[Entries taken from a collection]
■ ■ ■

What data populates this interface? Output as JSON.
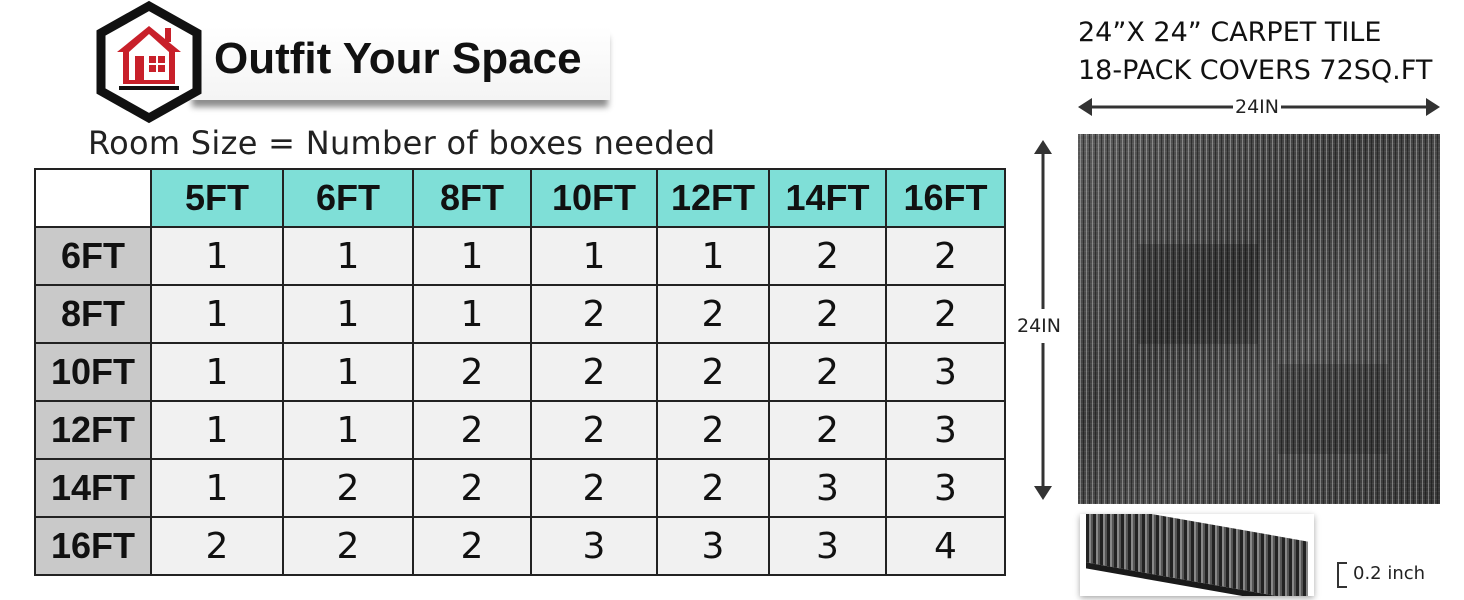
{
  "brand": {
    "name": "Outfit Your Space"
  },
  "subtitle": "Room Size = Number of boxes needed",
  "table": {
    "columns": [
      "5FT",
      "6FT",
      "8FT",
      "10FT",
      "12FT",
      "14FT",
      "16FT"
    ],
    "rows": [
      {
        "label": "6FT",
        "values": [
          "1",
          "1",
          "1",
          "1",
          "1",
          "2",
          "2"
        ]
      },
      {
        "label": "8FT",
        "values": [
          "1",
          "1",
          "1",
          "2",
          "2",
          "2",
          "2"
        ]
      },
      {
        "label": "10FT",
        "values": [
          "1",
          "1",
          "2",
          "2",
          "2",
          "2",
          "3"
        ]
      },
      {
        "label": "12FT",
        "values": [
          "1",
          "1",
          "2",
          "2",
          "2",
          "2",
          "3"
        ]
      },
      {
        "label": "14FT",
        "values": [
          "1",
          "2",
          "2",
          "2",
          "2",
          "3",
          "3"
        ]
      },
      {
        "label": "16FT",
        "values": [
          "2",
          "2",
          "2",
          "3",
          "3",
          "3",
          "4"
        ]
      }
    ]
  },
  "product": {
    "spec_line1": "24”X 24” CARPET TILE",
    "spec_line2": "18-PACK COVERS 72SQ.FT",
    "width_label": "24IN",
    "height_label": "24IN",
    "thickness_label": "0.2 inch"
  },
  "colors": {
    "header_teal": "#7fdfd7",
    "row_header_gray": "#c9c9c9",
    "cell_bg": "#f1f1f1",
    "logo_red": "#c8202a"
  },
  "icons": {
    "logo": "house-hexagon-icon"
  }
}
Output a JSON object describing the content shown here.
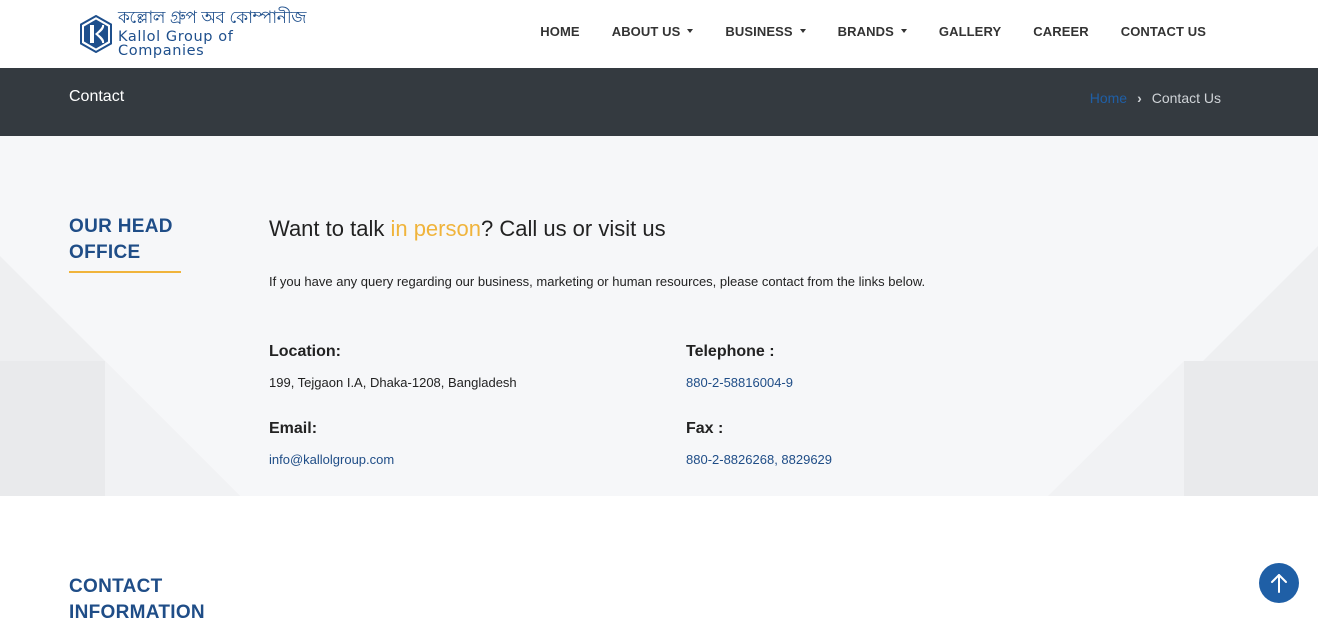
{
  "header": {
    "logo": {
      "bangla": "কল্লোল গ্রুপ অব কোম্পানীজ",
      "english": "Kallol Group of Companies"
    },
    "nav": [
      {
        "label": "HOME",
        "dropdown": false
      },
      {
        "label": "ABOUT US",
        "dropdown": true
      },
      {
        "label": "BUSINESS",
        "dropdown": true
      },
      {
        "label": "BRANDS",
        "dropdown": true
      },
      {
        "label": "GALLERY",
        "dropdown": false
      },
      {
        "label": "CAREER",
        "dropdown": false
      },
      {
        "label": "CONTACT US",
        "dropdown": false
      }
    ]
  },
  "titlebar": {
    "title": "Contact",
    "breadcrumb": {
      "home": "Home",
      "current": "Contact Us"
    }
  },
  "office": {
    "heading_line1": "OUR HEAD",
    "heading_line2": "OFFICE",
    "tagline_start": "Want to talk ",
    "tagline_accent": "in person",
    "tagline_end": "? Call us or visit us",
    "intro": "If you have any query regarding our business, marketing or human resources, please contact from the links below.",
    "location_label": "Location:",
    "location_value": "199, Tejgaon I.A, Dhaka-1208, Bangladesh",
    "telephone_label": "Telephone :",
    "telephone_value": "880-2-58816004-9",
    "email_label": "Email:",
    "email_value": "info@kallolgroup.com",
    "fax_label": "Fax :",
    "fax_value": "880-2-8826268, 8829629"
  },
  "contact_info": {
    "heading_line1": "CONTACT",
    "heading_line2": "INFORMATION"
  },
  "scroll_top": {
    "icon": "arrow-up-icon"
  },
  "colors": {
    "brand_blue": "#1f4d87",
    "accent_gold": "#f0b43c",
    "titlebar_bg": "#343a40",
    "link_blue": "#1f5fa6"
  }
}
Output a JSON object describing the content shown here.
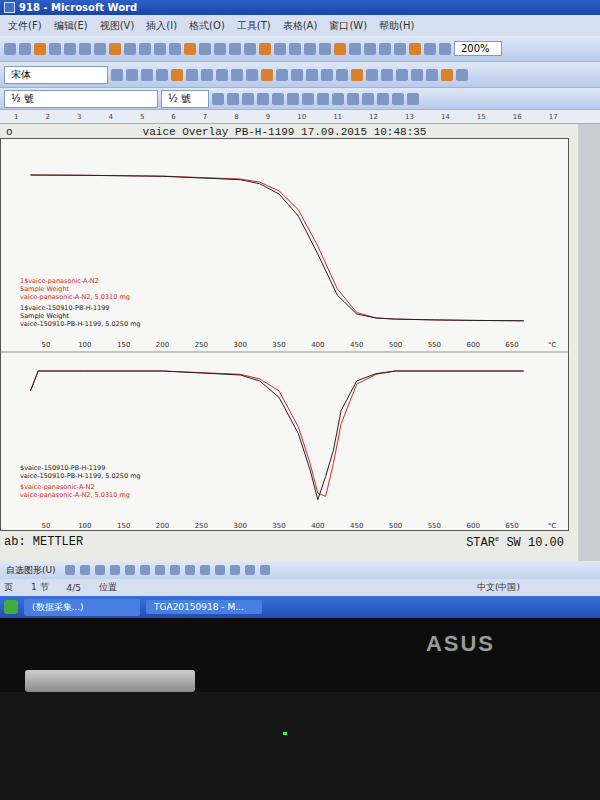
{
  "window": {
    "title": "918 - Microsoft Word"
  },
  "menu": [
    "文件(F)",
    "编辑(E)",
    "视图(V)",
    "插入(I)",
    "格式(O)",
    "工具(T)",
    "表格(A)",
    "窗口(W)",
    "帮助(H)"
  ],
  "toolbar": {
    "zoom": "200%",
    "font": "宋体",
    "size": "½ 號",
    "size2": "½ 號"
  },
  "ruler": [
    "1",
    "2",
    "3",
    "4",
    "5",
    "6",
    "7",
    "8",
    "9",
    "10",
    "11",
    "12",
    "13",
    "14",
    "15",
    "16",
    "17"
  ],
  "document": {
    "header_left": "o",
    "header": "vaice Overlay PB-H-1199   17.09.2015 10:48:35",
    "chart": {
      "x_ticks": [
        "50",
        "100",
        "150",
        "200",
        "250",
        "300",
        "350",
        "400",
        "450",
        "500",
        "550",
        "600",
        "650"
      ],
      "x_unit": "°C",
      "temperatures": [
        30,
        100,
        200,
        300,
        325,
        350,
        375,
        400,
        425,
        450,
        475,
        500,
        550,
        600,
        650,
        665
      ],
      "tga_series": [
        {
          "name": "red",
          "color": "#d42a2a",
          "values": [
            100,
            99.8,
            99.3,
            97.5,
            95.5,
            90,
            78,
            55,
            28,
            13,
            9.5,
            8.8,
            8.3,
            8,
            7.8,
            7.7
          ]
        },
        {
          "name": "black",
          "color": "#222222",
          "values": [
            100,
            99.8,
            99.2,
            97,
            94.5,
            88,
            74,
            50,
            24,
            12,
            9.5,
            8.8,
            8.3,
            8,
            7.8,
            7.7
          ]
        }
      ],
      "dtg_temperatures": [
        30,
        40,
        50,
        100,
        200,
        300,
        325,
        350,
        375,
        390,
        400,
        410,
        420,
        430,
        450,
        475,
        500,
        550,
        600,
        650,
        665
      ],
      "dtg_series": [
        {
          "name": "red",
          "color": "#d42a2a",
          "values": [
            -0.3,
            0,
            0,
            0,
            0,
            -0.05,
            -0.12,
            -0.3,
            -0.85,
            -1.4,
            -1.85,
            -1.9,
            -1.4,
            -0.8,
            -0.2,
            -0.05,
            0,
            0,
            0,
            0,
            0
          ]
        },
        {
          "name": "black",
          "color": "#222222",
          "values": [
            -0.3,
            0,
            0,
            0,
            0,
            -0.06,
            -0.15,
            -0.4,
            -0.95,
            -1.5,
            -1.95,
            -1.6,
            -1.2,
            -0.6,
            -0.15,
            -0.04,
            0,
            0,
            0,
            0,
            0
          ]
        }
      ],
      "tga_legend": [
        {
          "text": "1$vaice-panasonic-A-N2",
          "color": "#d42a2a"
        },
        {
          "text": "Sample Weight",
          "color": "#d42a2a"
        },
        {
          "text": "vaice-panasonic-A-N2, 5.0310 mg",
          "color": "#d42a2a"
        },
        {
          "text": "1$vaice-150910-PB-H-1199",
          "color": "#222222"
        },
        {
          "text": "Sample Weight",
          "color": "#222222"
        },
        {
          "text": "vaice-150910-PB-H-1199, 5.0250 mg",
          "color": "#222222"
        }
      ],
      "dtg_legend": [
        {
          "text": "$vaice-150910-PB-H-1199",
          "color": "#222222"
        },
        {
          "text": "vaice-150910-PB-H-1199, 5.0250 mg",
          "color": "#222222"
        },
        {
          "text": "$vaice-panasonic-A-N2",
          "color": "#d42a2a"
        },
        {
          "text": "vaice-panasonic-A-N2, 5.0310 mg",
          "color": "#d42a2a"
        }
      ]
    },
    "footer_left": "ab: METTLER",
    "footer_right": {
      "brand": "STAR",
      "sup": "e",
      "version": "SW 10.00"
    }
  },
  "drawing_bar": {
    "autoshapes": "自选图形(U)"
  },
  "status_bar": {
    "page": "页",
    "section": "1 节",
    "pages": "4/5",
    "position": "位置",
    "language": "中文(中国)"
  },
  "taskbar": [
    "(数据采集...)",
    "TGA20150918 - M..."
  ],
  "laptop": {
    "logo": "ASUS"
  }
}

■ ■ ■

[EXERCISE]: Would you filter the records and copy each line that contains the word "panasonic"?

[RESPONSE]:
          "text": "1$vaice-panasonic-A-N2",
          "text": "vaice-panasonic-A-N2, 5.0310 mg",
          "text": "$vaice-panasonic-A-N2",
          "text": "vaice-panasonic-A-N2, 5.0310 mg",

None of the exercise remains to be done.